I was a very early adopter to email. In 1984, when I was an administrator at School of Music at The University of Illinois at Urbana-Champaign, I had an email address. The only other person I knew that had an email address was the Director of Graduate Admissions. His office was one floor above mine. Since we only had each other to email it wasn’t hard to keep up with my messages.
I was also an early adopter to AOL. Yes, I heard it thousands of times: “You’ve got mail.” I thought I was just about the coolest guy on the planet. I had a modem and I could dial in from anywhere. I could even set the modem to automatically pull mail in the middle of the night so that I could sit in front of the computer with my first cup of coffee.
By the early 2000’s I was getting email messages all day every day. And because the internet was global, so were the emails. I remember my mom being surprised that I got emails “over night.” She didn’t grasp that on the internet there is no night and day, just a continuous stream of data.
Then came domain names and email boxes. Then came email services.

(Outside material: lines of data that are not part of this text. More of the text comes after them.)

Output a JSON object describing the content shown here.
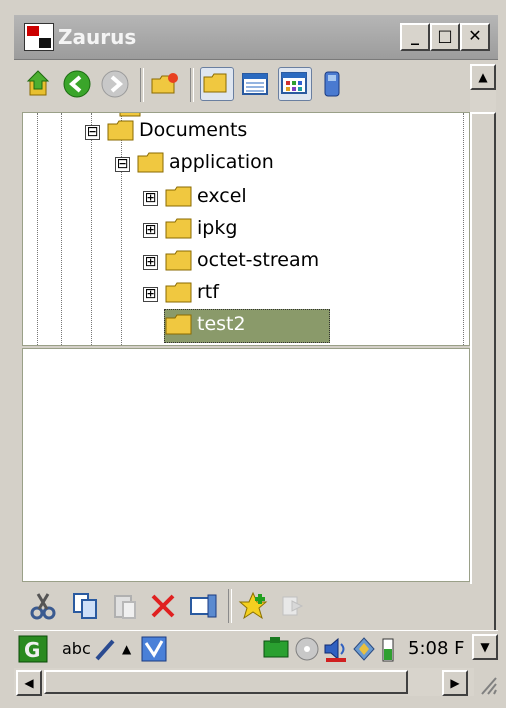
{
  "window": {
    "title": "Zaurus",
    "minimize_label": "_",
    "maximize_label": "□",
    "close_label": "✕"
  },
  "toolbar": {
    "buttons": [
      "up-folder-icon",
      "back-icon",
      "forward-icon",
      "new-folder-icon",
      "tree-view-icon",
      "detail-view-icon",
      "icon-view-icon",
      "drive-icon"
    ]
  },
  "tree": {
    "nodes": [
      {
        "label": "Documents",
        "expander": "⊟",
        "level": 1
      },
      {
        "label": "application",
        "expander": "⊟",
        "level": 2
      },
      {
        "label": "excel",
        "expander": "⊞",
        "level": 3
      },
      {
        "label": "ipkg",
        "expander": "⊞",
        "level": 3
      },
      {
        "label": "octet-stream",
        "expander": "⊞",
        "level": 3
      },
      {
        "label": "rtf",
        "expander": "⊞",
        "level": 3
      },
      {
        "label": "test2",
        "expander": "",
        "level": 3,
        "selected": true
      }
    ]
  },
  "bottom_toolbar": {
    "buttons": [
      "cut-icon",
      "copy-icon",
      "paste-icon",
      "delete-icon",
      "properties-icon",
      "bookmark-add-icon",
      "bookmark-go-icon"
    ]
  },
  "taskbar": {
    "input_method": "abc",
    "clock": "5:08 F"
  },
  "colors": {
    "selection": "#8a9a6a",
    "titlebar": "#a8a8a8",
    "chrome": "#d4d0c8"
  }
}
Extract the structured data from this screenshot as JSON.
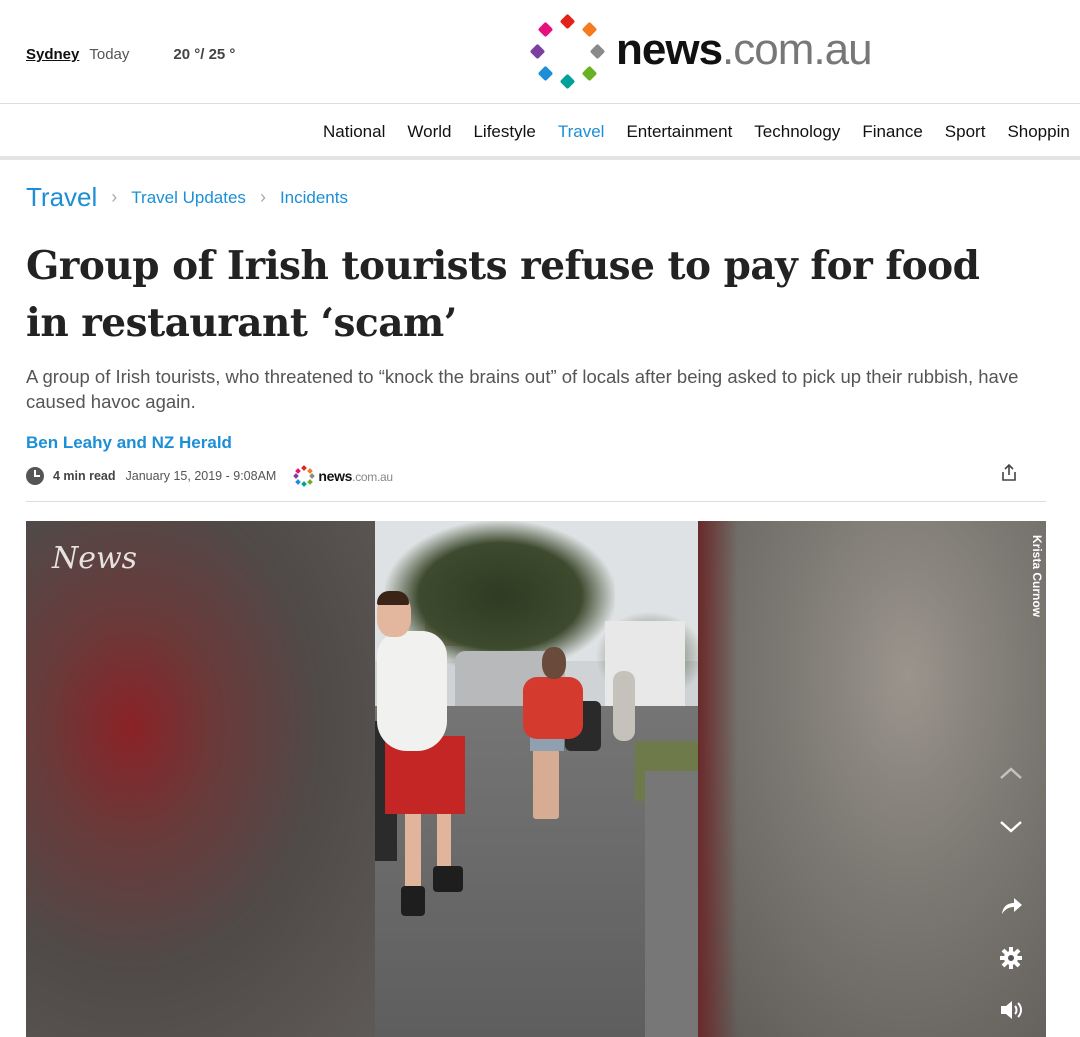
{
  "header": {
    "weather": {
      "city": "Sydney",
      "day": "Today",
      "temp": "20 °/ 25 °"
    },
    "logo": {
      "main": "news",
      "domain": ".com.au"
    }
  },
  "nav": {
    "items": [
      "National",
      "World",
      "Lifestyle",
      "Travel",
      "Entertainment",
      "Technology",
      "Finance",
      "Sport",
      "Shoppin"
    ],
    "active": "Travel",
    "active_color": "#1c8fd6"
  },
  "breadcrumb": [
    "Travel",
    "Travel Updates",
    "Incidents"
  ],
  "article": {
    "title": "Group of Irish tourists refuse to pay for food in restaurant ‘scam’",
    "standfirst": "A group of Irish tourists, who threatened to “knock the brains out” of locals after being asked to pick up their rubbish, have caused havoc again.",
    "byline": "Ben Leahy and NZ Herald",
    "read_time": "4 min read",
    "date": "January 15, 2019 - 9:08AM",
    "source_logo": {
      "main": "news",
      "domain": ".com.au"
    }
  },
  "video": {
    "watermark": "News",
    "credit": "Krista Curnow",
    "controls": [
      "chevron-up-icon",
      "chevron-down-icon",
      "share-icon",
      "gear-icon",
      "volume-icon"
    ]
  }
}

Suddenly I had messages scattered across several email addresses [firstname.lastname@example.org, email@example.com, firstname.lastname@example.org to name just three that are still active] In addition to my AOL account [anyone remember RWPenguin@AOL.com?] I had a Yahoo account and others that I can’t even remember. I had Yahoo groups and the Penguin Brigade listserv. And that was before Google, Facebook, and Twitter.
Now, I have messages coming at me from all directions. There are 3 Facebook accounts [jjbingham, johnthepenguinbingham, and 100dayschallenge] that I personally monitor. There are all the event Facebook accounts. There’s the Twitter account. And, of course, the routine emails.
So, if you’ve emailed me, or messaged me, or IM’ed me, or Tweeted me, or anything else I you haven’t heard back from me, please don’t take it personally. I’m not ignoring you. I just don’t know where your message is.
Waddle on, friends.
You can follow me on Twitter: @jjbingham and on Facebook: @johnthepenguinbingham
An Accidental Athlete is available in print and ebooks versions now. BUY THE BOOK
What others are saying: Looking for some motivation to start running and improve your fitness? You’re sure to find some inspiration from John Bingham’s new memoir, “An Accidental Athlete.” As an overweight, uninspired pack-and-a-half-a-day smoker, Bingham realized that he had to make some changes in his life and began running at the age of 43. With wit and humor, Bingham recounts his journey from couch potato to self-proclaimed “adult on-set athlete.”– ESPN Gear Guide